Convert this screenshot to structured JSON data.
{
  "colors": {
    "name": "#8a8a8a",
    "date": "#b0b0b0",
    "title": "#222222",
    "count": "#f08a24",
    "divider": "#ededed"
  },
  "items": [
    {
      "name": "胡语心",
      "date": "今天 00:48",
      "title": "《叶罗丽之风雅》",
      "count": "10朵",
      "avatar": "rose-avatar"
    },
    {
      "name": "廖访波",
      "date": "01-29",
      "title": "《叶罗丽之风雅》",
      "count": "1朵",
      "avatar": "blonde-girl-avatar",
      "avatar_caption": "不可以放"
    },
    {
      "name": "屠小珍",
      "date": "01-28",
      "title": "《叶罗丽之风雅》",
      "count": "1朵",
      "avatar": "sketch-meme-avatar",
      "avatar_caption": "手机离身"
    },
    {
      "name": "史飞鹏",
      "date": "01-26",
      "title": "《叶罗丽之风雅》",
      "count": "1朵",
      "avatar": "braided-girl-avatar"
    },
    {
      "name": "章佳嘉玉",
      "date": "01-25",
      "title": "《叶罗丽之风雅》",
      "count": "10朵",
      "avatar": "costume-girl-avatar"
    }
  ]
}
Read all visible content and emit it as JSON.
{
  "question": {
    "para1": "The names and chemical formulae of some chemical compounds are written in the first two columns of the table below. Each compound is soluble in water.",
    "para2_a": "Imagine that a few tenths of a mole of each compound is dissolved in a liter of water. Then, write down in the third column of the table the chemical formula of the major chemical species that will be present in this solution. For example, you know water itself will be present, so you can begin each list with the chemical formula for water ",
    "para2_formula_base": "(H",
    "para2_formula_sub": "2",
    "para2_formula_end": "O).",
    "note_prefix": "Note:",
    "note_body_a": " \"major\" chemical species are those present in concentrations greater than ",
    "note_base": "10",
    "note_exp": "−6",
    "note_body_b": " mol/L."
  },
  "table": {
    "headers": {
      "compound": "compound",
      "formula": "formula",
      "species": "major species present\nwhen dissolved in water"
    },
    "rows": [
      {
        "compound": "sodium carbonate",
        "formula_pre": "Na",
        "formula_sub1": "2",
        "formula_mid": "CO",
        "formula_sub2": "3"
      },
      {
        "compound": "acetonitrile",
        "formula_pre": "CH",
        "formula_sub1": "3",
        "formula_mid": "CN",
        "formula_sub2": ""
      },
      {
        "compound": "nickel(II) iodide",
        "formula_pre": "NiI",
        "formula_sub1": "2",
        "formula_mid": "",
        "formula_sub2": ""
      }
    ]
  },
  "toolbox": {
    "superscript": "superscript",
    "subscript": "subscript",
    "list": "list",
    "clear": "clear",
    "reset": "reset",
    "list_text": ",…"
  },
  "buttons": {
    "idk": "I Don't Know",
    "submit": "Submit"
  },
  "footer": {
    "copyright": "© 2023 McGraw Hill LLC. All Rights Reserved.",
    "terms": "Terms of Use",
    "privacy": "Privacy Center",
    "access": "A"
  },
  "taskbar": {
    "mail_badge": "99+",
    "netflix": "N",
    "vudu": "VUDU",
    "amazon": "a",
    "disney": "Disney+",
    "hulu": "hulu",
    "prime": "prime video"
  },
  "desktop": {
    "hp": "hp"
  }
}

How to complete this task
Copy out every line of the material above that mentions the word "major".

Problem solution
    "para2_a": "Imagine that a few tenths of a mole of each compound is dissolved in a liter of water. Then, write down in the third column of the table the chemical formula of the major chemical species that will be present in this solution. For example, you know water itself will be present, so you can begin each list with the chemical formula for water ",
    "note_body_a": " \"major\" chemical species are those present in concentrations greater than ",
      "species": "major species present\nwhen dissolved in water"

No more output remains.